All full of love ends with a slow-burning version of “No Quarter”, with a sloping bass and deep tenor tones that will leave no doubt that this is still a jazz band, through and through .
Acute Inflections: “400” (a tribute to Bob Marley) (self-published)
Singer Elasea Douglas and bassist Sadiki Pierre are Acute Inflections. The title of their new Bob Marley tribute album, 400, refers to the four centuries that have passed since the first Africans were enslaved in the Americas. It’s also one of Marley’s lesser-known songs that they rework among 16 tunes – plus three interludes – on 400.
Acute Inflections focuses on Bob Marley’s strident political compositions, cheerful melodies and literal “freedom songs”. 400 reminds the listener of the incredible legacy of Marley’s musical production.
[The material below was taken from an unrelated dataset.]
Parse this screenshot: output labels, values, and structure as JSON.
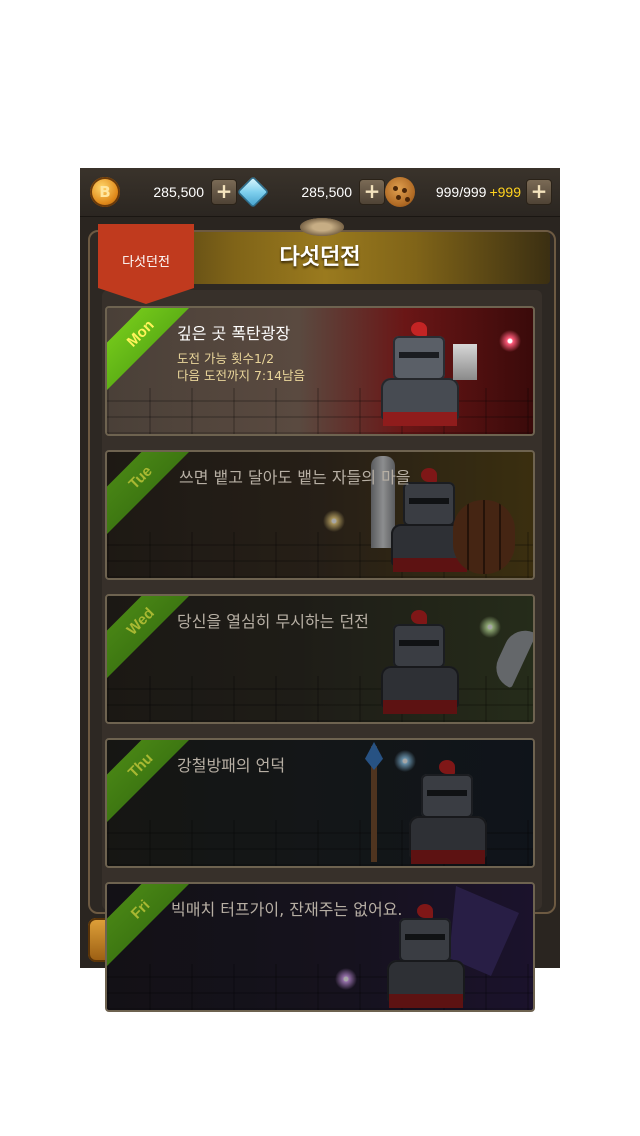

Hits like “I Shot the Sheriff”, “Stir It Up”, “Jammin ‘”, “Waiting In Vain” are all reminders of his genius. More obscure tracks also prove it, Bob Marley was an international superstar whose music continues to inspire us today.
Melodious and moving recordings of deep tracks like “All Day All Night” and “High Tide or Low Tide” (by the way, the two bonus tracks on the release of Marley’s 2001 CD Take a fire) will cause reggae newbies to dig deeper into Marley’s songbook. Reggae and jazz fans may be moved to find out more about Acute Inflections.
The duo’s talent for filling a song with just voice and acoustic bass, which they have refined over four albums in as many years, shines brightly on these beautiful songs which have become so many musical touchstones since their original recordings. from the 1970s. Memorable music by an innovative young duo, 400 is a captivating celebration of Bob Marley.
2B3 – “Jimi” (self-published)
Organist Jeff Jenkins joins guitarist Mike Abbott and drummer Mike Marlier as 2B3, working to extend the organ trio’s tradition to their other musical passions of funk, pop music and classical rock.
Their tribute to the greatest rock guitarist in history, Jimi Hendrix, Jimi leans strongly towards hard rock. Heavy is right. Abbott’s guitar went up to 11, and these three veterans really go wild on this collection of ultra-heavy grooves.
Twenty years of frequent collaborations have strengthened this organ trio, which serves 2B3 well as they re-imagine these songs with complex time signatures and sudden changes in direction and tempo.
The three musicians are also jazz educators in Colorado and developed this tribute project after exploring the jazz arrangements of Prince’s songs. Prince’s unique pop progression – a stylistic successor to Hendrix’s soul side – to this classic rock catalog was natural.
Thick distortion effects color Abbott’s guitar as the album opens with “Purple Haze”; Jenkins gets a gritty sound from his organ and Marlier fuses his jazz chops with the liveliness of progressive rock.
The beautiful ballad “Little Wing” has a lighter touch, taking inspiration from delicious Abbott chordwork and Jenkins’ gospel-tinged organ solo that feels like a trip to church. The church in heaven, maybe?
More abstract rearrangements of “Fire” and “Foxey Lady” use the well-known melodies as stepping stones to conduct improvisation flights. Here’s where the comparisons could be detrimental. No one can emulate the Hendrix style of guitar without sounding like a cheap knockoff. Abbott remains in his own musical personality, which might cause rock fans to rush to their Hendrix records.
The closest for the 2B3 Jimi homage is an original tune. “Jimi” gives drummer Marlier the chance to decorate the intro with a relaxed solo, then Abbott and Jenkins gradually build the song into a mountain of sonorous colors. It’s an epic, psychedelic portrayal of a musician who deserves the pedestal his fans have placed him on.